Someone who is rewarding to talk to is someone who can:
- Provide valuable/interesting information related to a topic you both enjoy, and/or
- Ask relevant questions about a topic they are less knowledgeable of but have a genuine desire to learn more about.
For a person who has no interest in traveling, you won’t be interesting to talk to because you’ve traveled a lot. (Rather the opposite, you just become an annoying person who talks about something uninteresting). However, when you do come across others who are interested in traveling, you’ll be very interesting to them because you’ll have things in common.
In summary: Get out there, meet new people, say YES to opportunities, find a hobby, volunteer, do stuff that matters to you.
These things won’t, in themselves, make you an interesting person; people who don’t share the same passions just won’t be that interested. However, these things will help you when you DO come across people who share the same passions.
The “listener trap” isn’t a fun place to be; it’s harmful to your friendships and harmful to you by causing you to miss out on the many mental and emotional benefits that good friendships can provide. Breaking free of this trap isn’t easy, but it is possible and you can do it one small step at a time.
Are you stuck in the “listener trap” with any of your friends? What’s one thing you can do today to help yourself break free? Let us know in the comments!

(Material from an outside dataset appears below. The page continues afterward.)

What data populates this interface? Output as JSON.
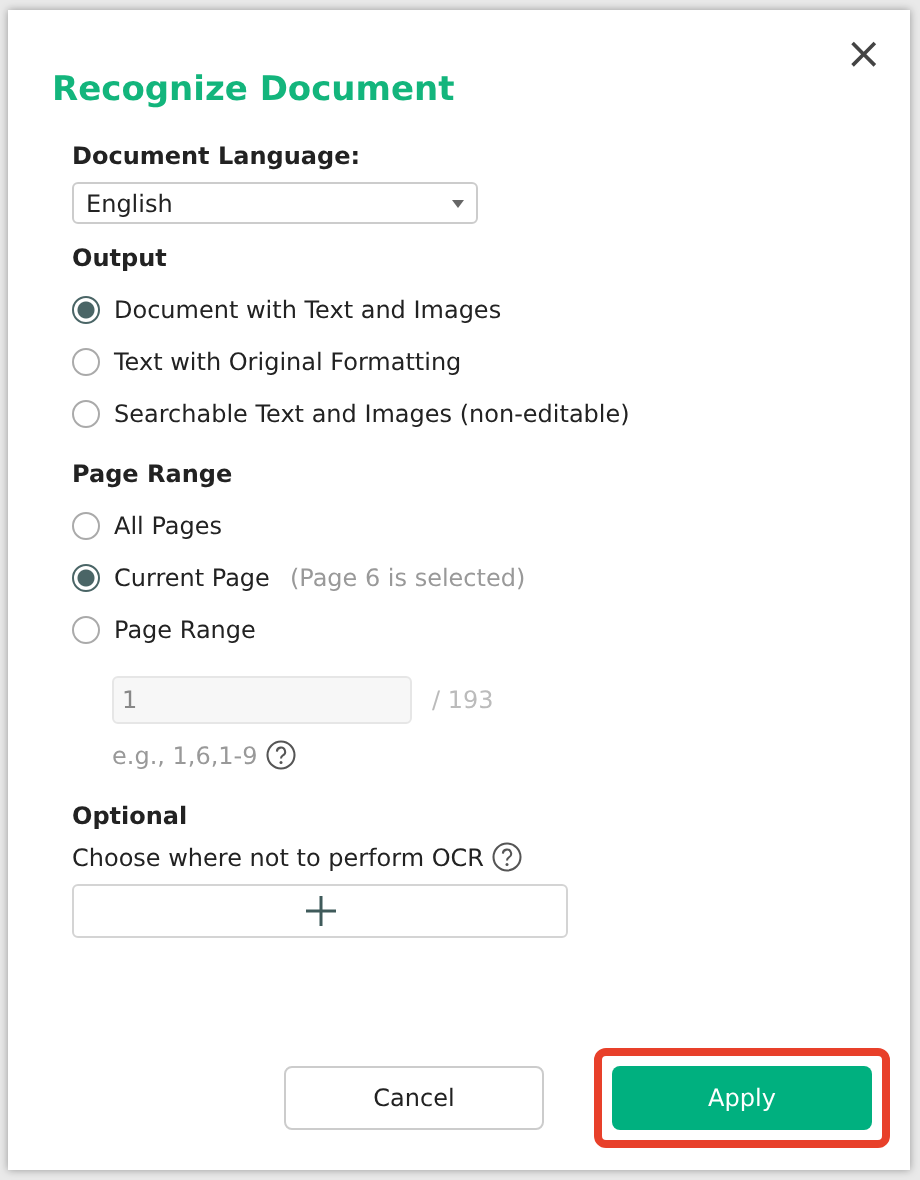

- Niland, P., Lyons, A. C., Goodwin, I., & Hutton, F. 2015. Friendship work on facebook: Young adults’ understanding and practice of friendship. Journal of Community & Applied Social Psychology, 25. 123-137. DOI: 10.1002/casp.2201.